- In this month’s focus on technology, I turn my attention to advances made in batteries and more broadly energy storage. One way to improve a battery is to improve the amount of energy it can store without increasing its weight. A startup, California Lithium Battery (CalBattery), has found a way to embed nano-silicon particles on graphite anodes (the electron collecting part of a battery) to improve the energy density of a lithium-ion battery by 300% without increasing it weight. In the past, silicon was too unstable for use in an anode; but silicon has a high energy potential making it a great compliment to the lightweight graphite base. A Stanford researcher has improved upon today’s lithium-ion rechargeable battery by using nanoparticles of sulfur surrounded by titanium-oxide. The sulfur inside the titanium shell can expand in the presence of lithium and bond with electrons released from the element, thereby creating a current. The titanium shell protects the sulfur from forming intermediate compounds when a lithium bond is formed. Tests show the sulfur-based cathodes (the electron creating part of a battery) store up to 5 times the energy as traditional lithium-ion batteries do today. Oak Ridge National Laboratory researchers have taken another approach to increasing the energy density of lithium-ion batteries by employing pure lithium metal for the anodes. Crushed, porous silicon anodes appear to have potential to increase the life of traditional lithium-ion batteries according to research from Rice Univeristy. Meanwhile, scientists at the Fraunhofer Institute have extended the life of lithium-sulfur batteries by using a carbon backbone to which the sulfur is bound to in the cathodes. This bonding process slows down the degradation of sulfur to intermediate compounds.

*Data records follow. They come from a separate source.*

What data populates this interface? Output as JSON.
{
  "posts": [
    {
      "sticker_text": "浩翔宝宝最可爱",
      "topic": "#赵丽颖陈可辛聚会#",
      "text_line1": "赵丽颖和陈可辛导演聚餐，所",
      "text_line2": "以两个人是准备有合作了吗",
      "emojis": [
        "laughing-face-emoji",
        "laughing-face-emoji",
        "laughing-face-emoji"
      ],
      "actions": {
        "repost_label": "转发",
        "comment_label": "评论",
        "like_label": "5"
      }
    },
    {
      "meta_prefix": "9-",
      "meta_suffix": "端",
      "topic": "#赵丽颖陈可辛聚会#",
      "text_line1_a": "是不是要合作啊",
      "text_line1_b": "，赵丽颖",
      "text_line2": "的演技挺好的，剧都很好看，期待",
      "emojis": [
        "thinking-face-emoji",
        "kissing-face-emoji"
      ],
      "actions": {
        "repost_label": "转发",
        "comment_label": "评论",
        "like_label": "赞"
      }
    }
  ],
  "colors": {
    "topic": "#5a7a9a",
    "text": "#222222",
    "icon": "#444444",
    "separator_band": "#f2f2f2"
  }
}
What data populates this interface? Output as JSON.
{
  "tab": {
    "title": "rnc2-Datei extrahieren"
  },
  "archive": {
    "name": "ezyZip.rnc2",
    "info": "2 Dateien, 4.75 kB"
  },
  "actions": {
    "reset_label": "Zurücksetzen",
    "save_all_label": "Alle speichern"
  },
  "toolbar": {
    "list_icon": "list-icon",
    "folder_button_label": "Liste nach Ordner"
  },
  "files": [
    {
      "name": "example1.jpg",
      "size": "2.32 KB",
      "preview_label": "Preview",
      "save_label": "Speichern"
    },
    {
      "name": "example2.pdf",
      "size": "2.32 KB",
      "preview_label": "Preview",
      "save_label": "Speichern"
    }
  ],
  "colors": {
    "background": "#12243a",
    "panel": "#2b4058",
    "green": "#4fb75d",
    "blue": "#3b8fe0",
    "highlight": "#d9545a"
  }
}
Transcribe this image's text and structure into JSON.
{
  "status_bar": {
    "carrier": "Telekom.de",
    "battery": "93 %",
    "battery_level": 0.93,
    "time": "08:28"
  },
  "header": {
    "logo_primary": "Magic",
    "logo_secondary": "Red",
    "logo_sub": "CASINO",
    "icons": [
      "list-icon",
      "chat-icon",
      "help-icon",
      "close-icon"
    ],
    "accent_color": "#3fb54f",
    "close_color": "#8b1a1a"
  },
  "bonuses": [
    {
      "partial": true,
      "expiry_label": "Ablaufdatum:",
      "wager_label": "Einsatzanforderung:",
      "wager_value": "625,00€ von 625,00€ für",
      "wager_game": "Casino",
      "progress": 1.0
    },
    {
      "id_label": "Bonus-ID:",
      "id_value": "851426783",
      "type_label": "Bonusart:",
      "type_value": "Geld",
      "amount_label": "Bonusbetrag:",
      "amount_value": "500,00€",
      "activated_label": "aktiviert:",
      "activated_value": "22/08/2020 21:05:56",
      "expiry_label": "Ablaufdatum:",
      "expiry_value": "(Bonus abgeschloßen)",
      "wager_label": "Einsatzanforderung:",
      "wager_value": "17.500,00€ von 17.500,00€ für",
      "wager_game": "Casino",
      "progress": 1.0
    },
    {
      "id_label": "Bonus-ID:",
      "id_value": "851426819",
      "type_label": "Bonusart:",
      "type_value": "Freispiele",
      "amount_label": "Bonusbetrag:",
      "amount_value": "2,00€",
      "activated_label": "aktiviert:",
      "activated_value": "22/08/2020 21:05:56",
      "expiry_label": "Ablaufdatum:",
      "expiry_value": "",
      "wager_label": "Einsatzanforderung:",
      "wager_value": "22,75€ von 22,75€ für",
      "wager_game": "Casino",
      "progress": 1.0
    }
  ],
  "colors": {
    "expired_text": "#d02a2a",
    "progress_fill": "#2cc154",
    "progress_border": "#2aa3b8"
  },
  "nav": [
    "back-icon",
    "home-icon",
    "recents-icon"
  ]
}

Improving on traditional lithium-ion batteries is one approach to improving energy storage and so too is the creation of new battery compounds. For example, another team of researchers at Oak Ridge National Laboratory created lightweight, low-cost and energy dense batteries from a unique class of solid sulfur compounds. University of Maryland scientists used a sliver of wood covered with tin in an inexpensive, experimental sodium-ion battery which lasted 400 full charge cycles. Finally, US Department of Energy researchers developed a liquid battery that could be used for large-scale utility energy storage. Their system uses a piece of coated lithium metal surrounded by an organic solvent containing sulfur and lithium. Electrons move back and forth from the liquid to the coated metal without degradation or the need to filter the organic solvent.
- Now here is a highly debated topic, what do you call a tall glass of a carbonated beverage? A pop? Or a soda? Well, a graduate student at North Carolina State has an answer to the debate! And he put together a terrific series of maps that answers this question by geography. The maps are highly interactive and sortable by city. This online project include answers to 122 questions on dialects and word choices, for instance: Do you mow or cut the grass? What is ‘the City’? And what term do you use for the small road parallel to a highway?
- If you spend the time to Google, “GIS and trail design”, you might come across this article on ATV trail planning by Snyder et al. In their research study, the authors use a combination of ecological considerations and user preferences to design a looped trail in a Minnesota state forest. By employing least-cost path analysis, the authors developed a flexible toolset that can be supplemented with additional geographic information as it becomes available as well as work in any location. This sort of GIS analysis can complement the expertise of resource managers and politicians as the locations of new ATV trails are debated, designed and implemented to minimize environmental impacts while increasing their attractiveness to those who use them.
- From the Mid-Atlantic states we travel down the coast to look at the GIS resources of Florida’s biggest city, Jacksonville. Unlike our stop in Delaware, the Jacksonville GIS website is robust. It features several premade map displays with a ton of layers including zoning, schools, emergency support and so much more! The maps feature the standard suite of interactive tools such as zoom, query and print. The one drawback to the site is the inability to download the layers as shapefiles.
Brock Adam McCarty